ACTION ITEM: Reply with nothing but the number of lines in the data below where the word "highlight" occurs.

AVAILABLE RECORDS:
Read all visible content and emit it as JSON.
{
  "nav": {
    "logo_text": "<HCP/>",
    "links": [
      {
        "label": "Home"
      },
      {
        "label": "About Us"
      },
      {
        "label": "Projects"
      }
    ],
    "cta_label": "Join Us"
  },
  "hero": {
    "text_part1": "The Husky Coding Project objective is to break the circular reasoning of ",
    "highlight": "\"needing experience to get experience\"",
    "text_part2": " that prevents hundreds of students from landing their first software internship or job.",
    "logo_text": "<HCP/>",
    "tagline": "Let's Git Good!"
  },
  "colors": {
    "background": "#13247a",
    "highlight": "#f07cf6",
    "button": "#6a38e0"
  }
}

RESULT OF THE EXERCISE: 2